Our elders say, if a desperate kwashiorkor enters a town and finds no children to inflict, it will settle on adults. I am not sure who ever brewed the militancy and growing violence in the NPP never thought the NPP would be the casualty. Proponents of the all-die-be-die say it is for self-defence. If the youth who attacked the NPP headquarters, the perpetrators of the Bolga violence and the murder of the party chairman were inflicted on the NDC, the NPP would have staunchly defended such actions. But the ball of violence has bounced back to the thrower.
The party is in turmoil because of the violence. When the attack on the NPP headquarters happened last year, the Managing Editor of the New Crusading Guide newspaper, Kweku Baako Jnr, described it as “a comedy of errors which has the potential to lead the party into a mutually assured destruction.” How right he was!
In the present confusion, all eyes are on Paul Afoko and Kwabena Agyepong. But the party must look beyond the two. With all the differences, not many people would have heard about the internal wrangling in the party if there were no violent incidents, which highlighted the disagreements. The party headquarters attack and the Bolga incidents are examples. These are often sponsored attacks. Our elders say if you find birds dancing in the middle of the road, don’t assume they are mad, for the drummers are in the nearby bush.
The disease that will kill a man first breaks sticks into his ears. For this reason, it is not likely the NPP leadership would heed any advice to disband the growing level of militancy within the party. But they stand to lose if they allow this to continue.
Under the normal circumstances, one would say everybody should mind their own business and allow the NPP to deal with their own issues. When the wood-insect gathers sticks on its own head, it carries them. But we cannot allow the NPP to keep on this way. If crocodiles eat their own eggs, what will they not do to the flesh of the frog? Such violence will not only end at the party level if it is not stopped. Besides, whatever happens in that party affects the entire nation.

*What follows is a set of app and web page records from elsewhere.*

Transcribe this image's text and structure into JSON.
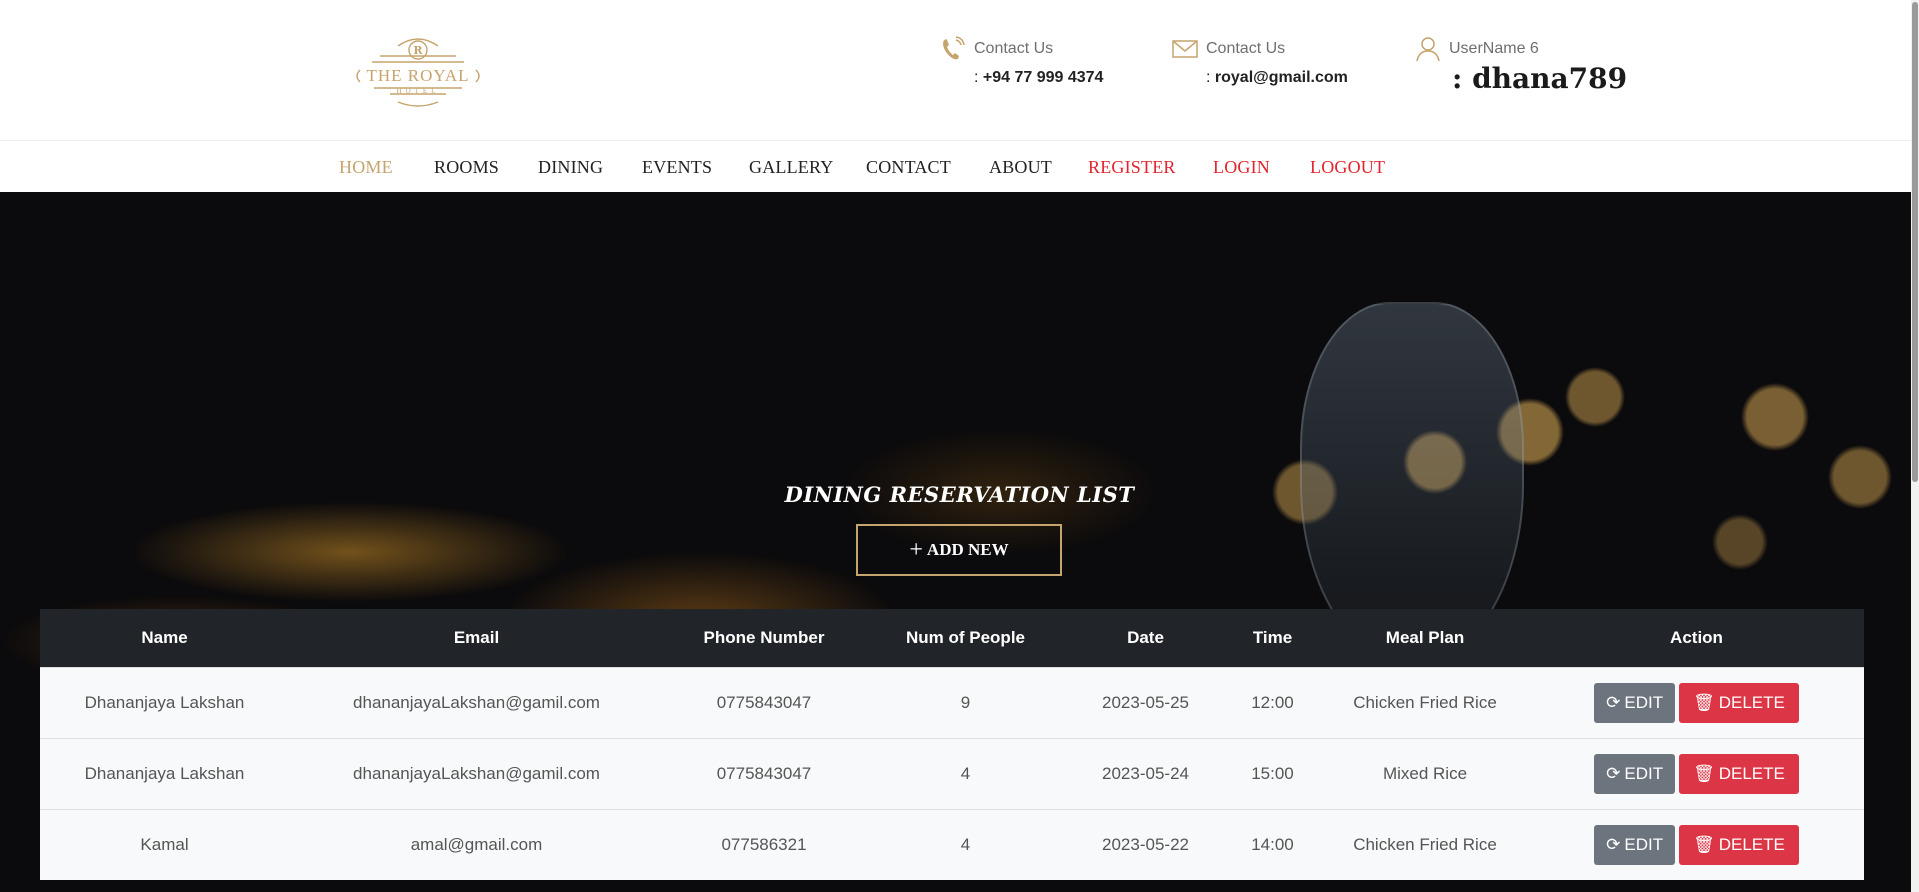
{
  "header": {
    "contact_phone": {
      "label": "Contact Us",
      "prefix": ": ",
      "value": "+94 77 999 4374",
      "icon": "phone-icon"
    },
    "contact_email": {
      "label": "Contact Us",
      "prefix": ": ",
      "value": "royal@gmail.com",
      "icon": "mail-icon"
    },
    "user": {
      "label": "UserName 6",
      "value": ": dhana789",
      "icon": "user-icon"
    },
    "logo": {
      "top": "R",
      "name": "THE ROYAL",
      "sub": "HOTEL"
    }
  },
  "nav": [
    {
      "label": "HOME",
      "state": "active"
    },
    {
      "label": "ROOMS"
    },
    {
      "label": "DINING"
    },
    {
      "label": "EVENTS"
    },
    {
      "label": "GALLERY"
    },
    {
      "label": "CONTACT"
    },
    {
      "label": "ABOUT"
    },
    {
      "label": "REGISTER",
      "color": "red"
    },
    {
      "label": "LOGIN",
      "color": "red"
    },
    {
      "label": "LOGOUT",
      "color": "red"
    }
  ],
  "hero": {
    "title": "DINING RESERVATION LIST",
    "add_button": "ADD NEW"
  },
  "table": {
    "columns": [
      "Name",
      "Email",
      "Phone Number",
      "Num of People",
      "Date",
      "Time",
      "Meal Plan",
      "Action"
    ],
    "rows": [
      {
        "name": "Dhananjaya Lakshan",
        "email": "dhananjayaLakshan@gamil.com",
        "phone": "0775843047",
        "people": "9",
        "date": "2023-05-25",
        "time": "12:00",
        "meal": "Chicken Fried Rice"
      },
      {
        "name": "Dhananjaya Lakshan",
        "email": "dhananjayaLakshan@gamil.com",
        "phone": "0775843047",
        "people": "4",
        "date": "2023-05-24",
        "time": "15:00",
        "meal": "Mixed Rice"
      },
      {
        "name": "Kamal",
        "email": "amal@gmail.com",
        "phone": "077586321",
        "people": "4",
        "date": "2023-05-22",
        "time": "14:00",
        "meal": "Chicken Fried Rice"
      }
    ],
    "edit_label": "EDIT",
    "delete_label": "DELETE"
  },
  "colors": {
    "accent": "#c5a46d",
    "danger": "#dc3545",
    "secondary": "#6c757d",
    "table_head": "#212529",
    "nav_red": "#e3232d"
  }
}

Ghana is currently under the curse of a clueless and insensitive government. The government has frozen employment, and the private sector, which would be expected to employ, is forced by the effects of bad governance to lay off workers. Hundreds of thousands of youth who leave school every year are in trouble. The cedi is falling. Corruption is growing. Power crises have brought many large and small-scale industries to their knees.
In a country where politicians do not seem to fear God, and with a president who has developed a dead goat syndrome to the labour agitations in charge, it is only the fear of losing elections that will instill some modicum of sanity into the leadership of our dear republic. But the NPP seems to be handing victory to the NDC on the silver platter and there will not be the urgency to address our woes.
Our elders say hunger which has hope for its satisfaction does not kill. But the hunger of Ghanaians for development and responsible governance is killing us because we are losing hope. The pain is not so much about a government which does not seem to care about the woes of its people. It is the fact that there is no credible alternative on the touchline of our political pitch.
That is why the NPP’s shameful clash of big egos, fueled by ethnocentrism and set ablaze by political violence, should be the concern of all those who love to see Ghana work again.
Yes, Ghana Must Work Again!
Manasseh Azure Awuni is a Senior Broadcast Journalist with Joy 99.7FM. His email address is email@example.com